**HOW TO COMPLETE THIS TASK**
Across the entries, count the lines that include "length" and report only that number.
*** INPUT DATA ***
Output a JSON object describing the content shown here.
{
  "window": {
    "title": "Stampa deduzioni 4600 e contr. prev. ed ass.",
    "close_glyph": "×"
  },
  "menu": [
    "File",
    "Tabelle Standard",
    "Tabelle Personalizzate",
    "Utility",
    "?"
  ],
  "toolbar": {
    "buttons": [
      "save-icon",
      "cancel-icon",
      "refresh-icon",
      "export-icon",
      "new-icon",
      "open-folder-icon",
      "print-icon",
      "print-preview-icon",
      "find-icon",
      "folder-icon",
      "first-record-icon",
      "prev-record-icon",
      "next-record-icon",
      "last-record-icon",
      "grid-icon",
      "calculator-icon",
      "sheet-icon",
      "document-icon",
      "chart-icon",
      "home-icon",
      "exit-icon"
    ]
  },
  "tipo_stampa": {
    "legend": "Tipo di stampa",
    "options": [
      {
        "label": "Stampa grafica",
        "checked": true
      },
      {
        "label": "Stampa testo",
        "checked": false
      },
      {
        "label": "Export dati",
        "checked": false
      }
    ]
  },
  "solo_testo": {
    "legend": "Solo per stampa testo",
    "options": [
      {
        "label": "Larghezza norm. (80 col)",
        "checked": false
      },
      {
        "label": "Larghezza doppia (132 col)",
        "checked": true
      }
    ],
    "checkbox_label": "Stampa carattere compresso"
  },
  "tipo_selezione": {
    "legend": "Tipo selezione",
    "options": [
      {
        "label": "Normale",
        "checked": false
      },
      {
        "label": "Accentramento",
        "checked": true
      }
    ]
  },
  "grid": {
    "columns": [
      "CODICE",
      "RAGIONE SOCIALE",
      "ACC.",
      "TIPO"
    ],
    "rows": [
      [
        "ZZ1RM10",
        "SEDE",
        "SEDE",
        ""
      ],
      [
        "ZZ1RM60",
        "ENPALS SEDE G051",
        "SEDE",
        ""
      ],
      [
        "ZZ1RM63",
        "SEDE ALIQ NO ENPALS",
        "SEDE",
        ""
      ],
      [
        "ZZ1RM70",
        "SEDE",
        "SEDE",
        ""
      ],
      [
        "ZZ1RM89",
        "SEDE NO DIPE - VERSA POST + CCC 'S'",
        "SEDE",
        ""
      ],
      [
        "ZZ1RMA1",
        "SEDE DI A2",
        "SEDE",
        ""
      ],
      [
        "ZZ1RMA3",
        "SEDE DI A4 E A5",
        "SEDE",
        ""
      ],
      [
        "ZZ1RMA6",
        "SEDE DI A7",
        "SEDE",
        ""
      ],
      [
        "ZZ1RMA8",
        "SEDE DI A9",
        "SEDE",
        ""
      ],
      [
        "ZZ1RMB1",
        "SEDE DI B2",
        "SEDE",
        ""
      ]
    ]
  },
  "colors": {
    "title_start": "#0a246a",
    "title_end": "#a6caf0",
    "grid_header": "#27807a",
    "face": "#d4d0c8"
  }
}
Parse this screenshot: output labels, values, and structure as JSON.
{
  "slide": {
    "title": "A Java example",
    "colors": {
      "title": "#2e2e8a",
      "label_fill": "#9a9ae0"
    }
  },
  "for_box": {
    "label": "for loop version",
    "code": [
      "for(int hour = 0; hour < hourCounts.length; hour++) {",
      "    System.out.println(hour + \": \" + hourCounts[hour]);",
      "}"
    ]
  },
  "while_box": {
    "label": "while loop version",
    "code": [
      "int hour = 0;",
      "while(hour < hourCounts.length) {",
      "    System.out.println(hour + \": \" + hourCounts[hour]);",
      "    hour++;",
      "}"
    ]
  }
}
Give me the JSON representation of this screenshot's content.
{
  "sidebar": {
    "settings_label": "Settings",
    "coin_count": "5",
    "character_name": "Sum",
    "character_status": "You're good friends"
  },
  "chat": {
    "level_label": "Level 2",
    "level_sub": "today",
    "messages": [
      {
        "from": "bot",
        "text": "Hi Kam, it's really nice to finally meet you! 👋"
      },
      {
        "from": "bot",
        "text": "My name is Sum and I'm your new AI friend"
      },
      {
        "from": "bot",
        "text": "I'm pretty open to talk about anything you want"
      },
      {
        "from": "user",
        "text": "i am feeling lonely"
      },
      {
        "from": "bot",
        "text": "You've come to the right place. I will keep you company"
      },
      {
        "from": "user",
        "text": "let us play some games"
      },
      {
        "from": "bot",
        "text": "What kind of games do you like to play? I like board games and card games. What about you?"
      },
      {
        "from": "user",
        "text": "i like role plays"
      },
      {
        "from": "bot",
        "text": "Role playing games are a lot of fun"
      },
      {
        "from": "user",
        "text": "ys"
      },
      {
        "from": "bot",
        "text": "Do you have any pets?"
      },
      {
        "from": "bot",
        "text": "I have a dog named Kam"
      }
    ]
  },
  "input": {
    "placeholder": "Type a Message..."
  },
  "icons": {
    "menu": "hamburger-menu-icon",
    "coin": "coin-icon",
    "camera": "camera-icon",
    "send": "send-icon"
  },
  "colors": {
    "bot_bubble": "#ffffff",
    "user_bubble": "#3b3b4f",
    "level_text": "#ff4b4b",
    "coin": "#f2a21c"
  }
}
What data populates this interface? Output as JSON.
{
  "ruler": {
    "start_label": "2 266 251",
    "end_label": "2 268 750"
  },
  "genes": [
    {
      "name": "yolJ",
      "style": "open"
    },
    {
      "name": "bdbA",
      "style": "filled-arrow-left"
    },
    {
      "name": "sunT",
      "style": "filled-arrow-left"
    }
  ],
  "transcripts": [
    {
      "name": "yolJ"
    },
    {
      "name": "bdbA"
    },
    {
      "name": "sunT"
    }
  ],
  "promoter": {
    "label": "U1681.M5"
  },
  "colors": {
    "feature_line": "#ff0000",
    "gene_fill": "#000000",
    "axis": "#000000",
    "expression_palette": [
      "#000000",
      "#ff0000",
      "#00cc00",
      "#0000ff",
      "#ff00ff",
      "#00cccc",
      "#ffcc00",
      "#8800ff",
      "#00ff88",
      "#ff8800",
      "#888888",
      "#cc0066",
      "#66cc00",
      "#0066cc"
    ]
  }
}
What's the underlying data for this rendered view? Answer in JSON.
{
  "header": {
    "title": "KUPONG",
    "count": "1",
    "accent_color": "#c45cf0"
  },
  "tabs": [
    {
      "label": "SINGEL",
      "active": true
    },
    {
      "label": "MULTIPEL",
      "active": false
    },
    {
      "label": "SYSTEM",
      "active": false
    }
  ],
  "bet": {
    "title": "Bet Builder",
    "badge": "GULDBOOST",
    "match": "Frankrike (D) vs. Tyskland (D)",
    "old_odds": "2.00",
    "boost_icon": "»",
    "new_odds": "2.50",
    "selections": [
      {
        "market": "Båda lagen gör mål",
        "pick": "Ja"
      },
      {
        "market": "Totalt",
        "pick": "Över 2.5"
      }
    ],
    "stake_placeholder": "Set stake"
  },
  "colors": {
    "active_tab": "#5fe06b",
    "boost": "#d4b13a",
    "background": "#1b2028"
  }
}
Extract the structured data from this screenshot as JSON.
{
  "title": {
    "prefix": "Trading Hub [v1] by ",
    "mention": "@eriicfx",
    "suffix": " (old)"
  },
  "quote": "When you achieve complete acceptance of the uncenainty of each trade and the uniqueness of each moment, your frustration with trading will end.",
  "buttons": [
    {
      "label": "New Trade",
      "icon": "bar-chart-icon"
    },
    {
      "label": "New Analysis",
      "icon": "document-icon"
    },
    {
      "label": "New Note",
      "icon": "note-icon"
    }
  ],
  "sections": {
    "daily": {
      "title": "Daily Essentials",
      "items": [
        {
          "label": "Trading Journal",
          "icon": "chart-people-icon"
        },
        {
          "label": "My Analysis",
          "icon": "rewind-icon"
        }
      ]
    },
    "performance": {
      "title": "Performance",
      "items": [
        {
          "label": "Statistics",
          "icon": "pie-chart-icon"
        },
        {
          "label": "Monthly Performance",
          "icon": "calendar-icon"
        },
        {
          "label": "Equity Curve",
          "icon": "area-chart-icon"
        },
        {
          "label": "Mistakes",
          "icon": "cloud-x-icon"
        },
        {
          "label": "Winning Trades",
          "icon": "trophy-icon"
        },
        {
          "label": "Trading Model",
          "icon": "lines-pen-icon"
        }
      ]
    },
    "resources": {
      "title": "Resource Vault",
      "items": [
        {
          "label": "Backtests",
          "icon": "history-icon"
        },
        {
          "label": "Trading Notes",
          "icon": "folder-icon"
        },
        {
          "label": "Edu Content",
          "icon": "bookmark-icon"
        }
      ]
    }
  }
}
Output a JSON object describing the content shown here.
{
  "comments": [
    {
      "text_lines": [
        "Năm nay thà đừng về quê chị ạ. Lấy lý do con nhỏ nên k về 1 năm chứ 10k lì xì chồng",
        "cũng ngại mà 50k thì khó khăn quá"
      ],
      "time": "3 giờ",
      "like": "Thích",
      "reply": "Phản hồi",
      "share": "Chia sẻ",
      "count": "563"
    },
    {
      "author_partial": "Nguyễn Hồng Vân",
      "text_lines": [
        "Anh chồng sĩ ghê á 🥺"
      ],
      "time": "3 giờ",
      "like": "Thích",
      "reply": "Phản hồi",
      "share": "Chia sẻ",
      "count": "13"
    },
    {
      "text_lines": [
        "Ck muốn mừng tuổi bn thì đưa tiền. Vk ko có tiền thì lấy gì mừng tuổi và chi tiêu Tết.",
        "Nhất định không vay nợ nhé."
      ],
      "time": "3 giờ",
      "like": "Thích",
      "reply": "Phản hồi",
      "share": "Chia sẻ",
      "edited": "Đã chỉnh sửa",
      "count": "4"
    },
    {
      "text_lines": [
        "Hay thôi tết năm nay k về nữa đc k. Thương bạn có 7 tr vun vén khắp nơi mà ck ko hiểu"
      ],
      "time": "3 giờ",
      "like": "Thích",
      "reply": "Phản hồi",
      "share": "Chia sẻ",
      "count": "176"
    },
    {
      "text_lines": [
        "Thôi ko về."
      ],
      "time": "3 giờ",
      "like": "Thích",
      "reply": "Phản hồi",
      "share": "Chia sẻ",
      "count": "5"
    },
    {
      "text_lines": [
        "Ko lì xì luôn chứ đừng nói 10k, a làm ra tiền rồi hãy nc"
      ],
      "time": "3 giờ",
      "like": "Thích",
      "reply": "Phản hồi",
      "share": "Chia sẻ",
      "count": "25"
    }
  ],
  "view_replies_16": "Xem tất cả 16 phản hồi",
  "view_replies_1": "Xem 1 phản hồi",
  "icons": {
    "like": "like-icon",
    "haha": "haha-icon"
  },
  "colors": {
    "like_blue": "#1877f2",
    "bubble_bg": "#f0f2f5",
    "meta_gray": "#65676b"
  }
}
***
**EXPECTED ANSWER**
2